_Stored data_.
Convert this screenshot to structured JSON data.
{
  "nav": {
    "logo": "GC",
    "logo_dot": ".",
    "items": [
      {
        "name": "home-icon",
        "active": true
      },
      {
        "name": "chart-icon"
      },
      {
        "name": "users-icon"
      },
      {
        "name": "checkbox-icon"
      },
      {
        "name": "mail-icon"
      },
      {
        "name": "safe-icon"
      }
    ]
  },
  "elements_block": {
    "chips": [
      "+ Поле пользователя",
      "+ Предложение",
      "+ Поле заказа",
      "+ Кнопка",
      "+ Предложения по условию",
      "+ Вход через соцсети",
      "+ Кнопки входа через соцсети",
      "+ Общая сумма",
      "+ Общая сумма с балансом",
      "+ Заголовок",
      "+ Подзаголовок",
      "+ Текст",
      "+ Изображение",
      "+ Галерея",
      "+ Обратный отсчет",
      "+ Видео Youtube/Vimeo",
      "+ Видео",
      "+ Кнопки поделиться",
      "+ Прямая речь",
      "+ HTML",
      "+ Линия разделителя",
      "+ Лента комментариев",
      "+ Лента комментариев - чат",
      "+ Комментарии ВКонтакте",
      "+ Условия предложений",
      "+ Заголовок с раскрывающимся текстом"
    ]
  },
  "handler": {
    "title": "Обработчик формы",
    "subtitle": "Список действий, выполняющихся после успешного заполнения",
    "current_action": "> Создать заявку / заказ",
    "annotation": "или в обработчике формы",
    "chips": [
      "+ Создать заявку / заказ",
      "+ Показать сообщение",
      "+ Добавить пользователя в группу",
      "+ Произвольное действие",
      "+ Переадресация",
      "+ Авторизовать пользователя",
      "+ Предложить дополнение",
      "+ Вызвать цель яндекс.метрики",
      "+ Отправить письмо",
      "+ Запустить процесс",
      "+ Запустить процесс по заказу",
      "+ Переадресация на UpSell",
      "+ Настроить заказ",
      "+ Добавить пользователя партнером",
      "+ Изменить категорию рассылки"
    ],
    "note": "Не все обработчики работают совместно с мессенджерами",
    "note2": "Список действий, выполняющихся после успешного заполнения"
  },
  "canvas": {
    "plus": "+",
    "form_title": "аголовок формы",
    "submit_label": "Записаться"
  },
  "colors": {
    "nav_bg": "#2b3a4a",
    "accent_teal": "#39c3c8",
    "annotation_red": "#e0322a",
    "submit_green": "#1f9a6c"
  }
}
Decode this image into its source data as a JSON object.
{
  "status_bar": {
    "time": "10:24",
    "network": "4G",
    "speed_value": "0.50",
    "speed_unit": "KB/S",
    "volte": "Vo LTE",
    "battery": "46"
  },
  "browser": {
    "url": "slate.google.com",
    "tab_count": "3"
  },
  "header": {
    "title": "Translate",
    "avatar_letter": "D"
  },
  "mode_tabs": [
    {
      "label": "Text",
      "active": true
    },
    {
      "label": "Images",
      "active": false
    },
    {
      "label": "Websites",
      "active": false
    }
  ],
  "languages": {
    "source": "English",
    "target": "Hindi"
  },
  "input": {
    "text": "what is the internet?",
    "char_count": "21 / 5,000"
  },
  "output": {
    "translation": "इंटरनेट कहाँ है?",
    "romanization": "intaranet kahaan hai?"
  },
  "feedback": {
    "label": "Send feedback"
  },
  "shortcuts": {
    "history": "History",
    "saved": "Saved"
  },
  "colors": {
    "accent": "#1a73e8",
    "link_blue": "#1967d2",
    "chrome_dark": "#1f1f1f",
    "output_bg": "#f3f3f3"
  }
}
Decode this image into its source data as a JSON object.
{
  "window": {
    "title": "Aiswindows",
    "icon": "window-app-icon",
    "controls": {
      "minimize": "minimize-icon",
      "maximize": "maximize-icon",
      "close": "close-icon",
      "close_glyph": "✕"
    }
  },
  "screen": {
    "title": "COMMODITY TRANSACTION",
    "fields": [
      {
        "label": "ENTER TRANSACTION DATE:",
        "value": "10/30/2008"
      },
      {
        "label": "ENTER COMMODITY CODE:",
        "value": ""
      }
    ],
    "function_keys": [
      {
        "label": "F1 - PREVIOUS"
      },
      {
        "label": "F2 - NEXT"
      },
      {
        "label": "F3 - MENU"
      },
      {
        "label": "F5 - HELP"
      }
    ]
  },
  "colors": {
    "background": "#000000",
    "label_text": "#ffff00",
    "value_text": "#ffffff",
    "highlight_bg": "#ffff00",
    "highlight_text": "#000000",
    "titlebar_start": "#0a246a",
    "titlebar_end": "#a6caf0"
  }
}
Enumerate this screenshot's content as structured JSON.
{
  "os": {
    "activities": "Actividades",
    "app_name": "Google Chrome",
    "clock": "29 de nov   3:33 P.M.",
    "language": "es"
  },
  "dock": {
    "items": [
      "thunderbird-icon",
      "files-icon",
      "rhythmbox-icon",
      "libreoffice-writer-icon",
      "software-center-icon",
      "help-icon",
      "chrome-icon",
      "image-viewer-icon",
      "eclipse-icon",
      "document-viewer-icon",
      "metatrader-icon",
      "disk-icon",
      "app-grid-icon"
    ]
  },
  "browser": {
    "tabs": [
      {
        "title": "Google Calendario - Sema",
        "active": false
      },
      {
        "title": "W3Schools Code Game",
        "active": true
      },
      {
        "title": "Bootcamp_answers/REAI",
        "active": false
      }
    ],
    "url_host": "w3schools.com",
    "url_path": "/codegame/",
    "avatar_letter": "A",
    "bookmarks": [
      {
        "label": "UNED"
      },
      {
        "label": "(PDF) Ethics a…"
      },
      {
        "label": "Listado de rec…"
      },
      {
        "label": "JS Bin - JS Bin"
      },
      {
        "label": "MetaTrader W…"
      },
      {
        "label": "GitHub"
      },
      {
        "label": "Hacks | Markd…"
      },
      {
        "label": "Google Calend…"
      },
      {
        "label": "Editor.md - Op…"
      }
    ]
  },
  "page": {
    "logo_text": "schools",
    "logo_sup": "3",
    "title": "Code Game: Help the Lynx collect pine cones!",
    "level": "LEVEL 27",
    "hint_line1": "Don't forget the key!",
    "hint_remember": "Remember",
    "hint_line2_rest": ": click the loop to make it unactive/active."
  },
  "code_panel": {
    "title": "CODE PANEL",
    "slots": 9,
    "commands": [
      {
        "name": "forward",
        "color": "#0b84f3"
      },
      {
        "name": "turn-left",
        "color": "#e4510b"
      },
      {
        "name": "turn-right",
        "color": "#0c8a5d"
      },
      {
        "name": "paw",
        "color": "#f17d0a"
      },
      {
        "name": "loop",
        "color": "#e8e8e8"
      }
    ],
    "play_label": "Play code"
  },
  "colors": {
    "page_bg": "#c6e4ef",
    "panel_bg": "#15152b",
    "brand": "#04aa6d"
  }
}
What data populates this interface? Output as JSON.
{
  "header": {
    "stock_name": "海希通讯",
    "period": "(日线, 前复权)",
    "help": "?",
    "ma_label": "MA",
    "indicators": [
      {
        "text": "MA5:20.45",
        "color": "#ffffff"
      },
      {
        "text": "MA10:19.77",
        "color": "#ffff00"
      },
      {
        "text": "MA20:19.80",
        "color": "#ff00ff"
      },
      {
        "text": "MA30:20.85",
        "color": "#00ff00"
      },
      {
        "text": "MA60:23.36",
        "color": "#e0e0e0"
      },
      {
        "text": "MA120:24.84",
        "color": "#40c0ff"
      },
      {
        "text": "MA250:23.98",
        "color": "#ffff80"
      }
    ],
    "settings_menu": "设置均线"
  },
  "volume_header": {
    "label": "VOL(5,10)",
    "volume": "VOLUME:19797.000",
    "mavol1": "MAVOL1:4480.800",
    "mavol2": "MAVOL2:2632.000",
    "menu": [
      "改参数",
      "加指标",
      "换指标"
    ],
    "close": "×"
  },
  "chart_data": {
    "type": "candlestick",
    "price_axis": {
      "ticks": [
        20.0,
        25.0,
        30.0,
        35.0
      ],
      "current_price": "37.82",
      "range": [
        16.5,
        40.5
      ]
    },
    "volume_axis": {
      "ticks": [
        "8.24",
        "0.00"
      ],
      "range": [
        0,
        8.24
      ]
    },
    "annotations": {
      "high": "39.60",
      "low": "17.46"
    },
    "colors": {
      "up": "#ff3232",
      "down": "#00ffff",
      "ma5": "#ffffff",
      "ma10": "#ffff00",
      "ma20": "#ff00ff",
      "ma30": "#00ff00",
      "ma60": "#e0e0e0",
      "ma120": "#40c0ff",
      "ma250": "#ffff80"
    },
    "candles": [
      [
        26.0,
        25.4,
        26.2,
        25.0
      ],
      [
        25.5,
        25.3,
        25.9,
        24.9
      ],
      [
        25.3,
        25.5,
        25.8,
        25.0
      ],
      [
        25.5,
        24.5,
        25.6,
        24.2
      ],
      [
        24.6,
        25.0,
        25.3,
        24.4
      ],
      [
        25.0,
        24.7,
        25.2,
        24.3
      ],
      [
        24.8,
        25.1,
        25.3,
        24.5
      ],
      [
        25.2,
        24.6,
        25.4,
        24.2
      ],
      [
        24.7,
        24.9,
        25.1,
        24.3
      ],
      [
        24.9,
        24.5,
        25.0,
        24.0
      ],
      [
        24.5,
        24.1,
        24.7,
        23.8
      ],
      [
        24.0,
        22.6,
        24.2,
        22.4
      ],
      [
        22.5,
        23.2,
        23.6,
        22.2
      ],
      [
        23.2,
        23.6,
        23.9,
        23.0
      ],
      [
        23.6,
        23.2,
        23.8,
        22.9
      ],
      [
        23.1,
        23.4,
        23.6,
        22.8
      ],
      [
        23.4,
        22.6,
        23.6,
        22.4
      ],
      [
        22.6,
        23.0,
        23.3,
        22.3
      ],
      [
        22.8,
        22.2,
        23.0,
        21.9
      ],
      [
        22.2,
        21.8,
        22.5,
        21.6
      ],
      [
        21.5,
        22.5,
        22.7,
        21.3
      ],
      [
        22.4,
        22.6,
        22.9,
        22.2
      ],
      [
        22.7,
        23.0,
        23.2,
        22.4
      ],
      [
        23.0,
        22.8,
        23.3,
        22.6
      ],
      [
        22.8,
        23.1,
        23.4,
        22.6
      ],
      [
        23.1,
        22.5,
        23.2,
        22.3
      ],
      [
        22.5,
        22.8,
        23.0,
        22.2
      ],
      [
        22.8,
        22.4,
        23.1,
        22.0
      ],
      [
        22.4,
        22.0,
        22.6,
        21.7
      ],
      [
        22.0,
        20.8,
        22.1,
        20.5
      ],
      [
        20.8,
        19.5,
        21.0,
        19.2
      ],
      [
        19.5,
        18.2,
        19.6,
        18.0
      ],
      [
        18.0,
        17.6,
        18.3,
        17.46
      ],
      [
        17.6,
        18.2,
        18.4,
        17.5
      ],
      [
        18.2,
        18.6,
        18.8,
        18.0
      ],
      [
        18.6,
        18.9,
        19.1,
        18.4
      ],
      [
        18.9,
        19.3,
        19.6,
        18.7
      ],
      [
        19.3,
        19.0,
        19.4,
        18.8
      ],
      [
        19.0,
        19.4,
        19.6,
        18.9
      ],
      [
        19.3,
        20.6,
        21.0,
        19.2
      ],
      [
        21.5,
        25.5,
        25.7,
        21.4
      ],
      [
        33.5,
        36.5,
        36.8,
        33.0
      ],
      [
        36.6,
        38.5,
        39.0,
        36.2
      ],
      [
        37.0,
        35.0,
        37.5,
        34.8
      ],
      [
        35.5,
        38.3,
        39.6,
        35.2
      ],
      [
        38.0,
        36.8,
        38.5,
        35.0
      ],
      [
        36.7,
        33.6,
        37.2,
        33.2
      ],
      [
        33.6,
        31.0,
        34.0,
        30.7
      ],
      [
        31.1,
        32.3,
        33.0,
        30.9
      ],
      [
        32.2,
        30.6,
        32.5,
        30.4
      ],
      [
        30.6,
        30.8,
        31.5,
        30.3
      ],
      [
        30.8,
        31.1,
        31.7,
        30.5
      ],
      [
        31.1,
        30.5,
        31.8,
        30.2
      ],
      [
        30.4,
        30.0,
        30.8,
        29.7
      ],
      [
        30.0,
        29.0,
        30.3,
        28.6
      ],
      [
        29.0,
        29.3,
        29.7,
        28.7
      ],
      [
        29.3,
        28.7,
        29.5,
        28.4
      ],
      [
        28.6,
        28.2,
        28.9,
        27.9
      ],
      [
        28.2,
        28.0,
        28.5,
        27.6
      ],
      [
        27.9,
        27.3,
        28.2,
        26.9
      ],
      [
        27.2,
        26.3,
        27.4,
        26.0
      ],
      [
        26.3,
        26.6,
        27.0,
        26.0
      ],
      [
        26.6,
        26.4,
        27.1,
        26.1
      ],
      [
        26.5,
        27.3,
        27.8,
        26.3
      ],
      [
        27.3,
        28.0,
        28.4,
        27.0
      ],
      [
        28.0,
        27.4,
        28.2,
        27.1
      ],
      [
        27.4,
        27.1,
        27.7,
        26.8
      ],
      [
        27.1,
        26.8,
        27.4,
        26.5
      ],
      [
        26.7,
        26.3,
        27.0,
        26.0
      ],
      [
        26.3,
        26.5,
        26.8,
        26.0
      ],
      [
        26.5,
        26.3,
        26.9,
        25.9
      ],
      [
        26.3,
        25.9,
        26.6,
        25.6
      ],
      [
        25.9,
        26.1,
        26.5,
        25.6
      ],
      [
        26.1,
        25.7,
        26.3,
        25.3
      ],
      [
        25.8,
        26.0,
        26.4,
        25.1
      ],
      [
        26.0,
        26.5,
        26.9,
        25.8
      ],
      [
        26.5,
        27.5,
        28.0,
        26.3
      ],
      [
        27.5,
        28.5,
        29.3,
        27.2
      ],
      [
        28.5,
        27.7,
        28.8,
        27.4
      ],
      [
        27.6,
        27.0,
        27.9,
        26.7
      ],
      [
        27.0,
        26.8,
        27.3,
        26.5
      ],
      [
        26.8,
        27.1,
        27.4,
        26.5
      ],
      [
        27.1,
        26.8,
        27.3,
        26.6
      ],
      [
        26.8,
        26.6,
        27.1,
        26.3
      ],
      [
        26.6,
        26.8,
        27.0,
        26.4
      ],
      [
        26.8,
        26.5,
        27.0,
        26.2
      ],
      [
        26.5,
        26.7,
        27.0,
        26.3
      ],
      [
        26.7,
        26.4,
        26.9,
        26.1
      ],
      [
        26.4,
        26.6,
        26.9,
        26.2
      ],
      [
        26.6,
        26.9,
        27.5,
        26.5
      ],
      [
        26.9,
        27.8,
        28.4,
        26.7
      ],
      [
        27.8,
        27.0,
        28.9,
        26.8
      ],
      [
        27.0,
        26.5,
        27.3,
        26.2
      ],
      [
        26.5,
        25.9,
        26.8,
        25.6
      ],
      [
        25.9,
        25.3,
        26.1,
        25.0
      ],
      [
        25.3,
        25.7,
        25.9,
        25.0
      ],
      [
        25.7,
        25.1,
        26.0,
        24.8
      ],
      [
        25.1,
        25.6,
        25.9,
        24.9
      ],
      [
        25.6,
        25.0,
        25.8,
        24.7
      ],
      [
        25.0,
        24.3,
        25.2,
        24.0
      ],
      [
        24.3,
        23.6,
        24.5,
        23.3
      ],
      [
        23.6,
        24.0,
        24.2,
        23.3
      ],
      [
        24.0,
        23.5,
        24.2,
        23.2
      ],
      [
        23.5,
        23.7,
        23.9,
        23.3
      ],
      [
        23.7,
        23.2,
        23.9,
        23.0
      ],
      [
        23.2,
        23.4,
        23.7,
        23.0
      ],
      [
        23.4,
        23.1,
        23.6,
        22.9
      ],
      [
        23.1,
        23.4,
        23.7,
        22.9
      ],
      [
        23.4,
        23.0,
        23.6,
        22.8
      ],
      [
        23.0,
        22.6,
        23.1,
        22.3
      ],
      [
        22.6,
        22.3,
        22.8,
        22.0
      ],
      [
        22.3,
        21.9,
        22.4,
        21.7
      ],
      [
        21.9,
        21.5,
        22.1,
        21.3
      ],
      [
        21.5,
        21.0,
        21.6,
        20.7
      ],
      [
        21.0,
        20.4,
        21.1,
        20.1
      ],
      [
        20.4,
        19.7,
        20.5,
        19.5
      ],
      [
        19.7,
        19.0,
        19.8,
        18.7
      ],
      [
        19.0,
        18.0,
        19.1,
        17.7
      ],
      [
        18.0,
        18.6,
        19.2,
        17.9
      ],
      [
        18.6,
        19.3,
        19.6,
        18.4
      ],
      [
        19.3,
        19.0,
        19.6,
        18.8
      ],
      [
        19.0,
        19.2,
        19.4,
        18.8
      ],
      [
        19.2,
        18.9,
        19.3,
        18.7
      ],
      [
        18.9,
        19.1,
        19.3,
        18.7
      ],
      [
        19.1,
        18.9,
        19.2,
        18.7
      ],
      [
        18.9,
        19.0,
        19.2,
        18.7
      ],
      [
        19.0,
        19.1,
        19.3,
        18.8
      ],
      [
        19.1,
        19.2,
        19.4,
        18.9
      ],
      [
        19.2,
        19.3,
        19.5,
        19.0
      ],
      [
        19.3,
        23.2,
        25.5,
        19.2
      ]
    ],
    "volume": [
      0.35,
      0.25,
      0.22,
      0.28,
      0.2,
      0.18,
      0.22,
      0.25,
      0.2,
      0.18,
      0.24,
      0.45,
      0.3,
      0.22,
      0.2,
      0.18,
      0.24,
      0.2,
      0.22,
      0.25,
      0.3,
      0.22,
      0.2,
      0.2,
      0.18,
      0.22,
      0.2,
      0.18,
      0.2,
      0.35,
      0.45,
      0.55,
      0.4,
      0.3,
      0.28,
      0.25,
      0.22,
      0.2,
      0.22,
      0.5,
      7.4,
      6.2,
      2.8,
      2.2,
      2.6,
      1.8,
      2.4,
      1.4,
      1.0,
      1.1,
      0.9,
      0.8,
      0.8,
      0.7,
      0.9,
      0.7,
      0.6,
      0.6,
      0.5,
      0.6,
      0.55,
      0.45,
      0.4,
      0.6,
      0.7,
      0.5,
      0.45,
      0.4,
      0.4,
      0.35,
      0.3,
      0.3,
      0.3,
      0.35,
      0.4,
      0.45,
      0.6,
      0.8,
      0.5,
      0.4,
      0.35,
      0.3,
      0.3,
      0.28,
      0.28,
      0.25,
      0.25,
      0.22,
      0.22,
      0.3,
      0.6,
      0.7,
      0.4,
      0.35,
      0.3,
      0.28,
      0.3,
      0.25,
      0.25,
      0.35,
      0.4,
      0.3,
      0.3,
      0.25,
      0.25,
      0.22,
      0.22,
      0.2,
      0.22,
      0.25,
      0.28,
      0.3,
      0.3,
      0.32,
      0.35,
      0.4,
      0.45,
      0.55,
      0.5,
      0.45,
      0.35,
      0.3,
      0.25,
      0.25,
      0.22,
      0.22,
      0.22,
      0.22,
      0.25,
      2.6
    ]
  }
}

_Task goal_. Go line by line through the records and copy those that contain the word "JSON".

_Solution_.
Convert this screenshot to structured JSON data.
Decode this image into its source data as a JSON object.
Decode this image into its source data as a JSON object.
Enumerate this screenshot's content as structured JSON.
What data populates this interface? Output as JSON.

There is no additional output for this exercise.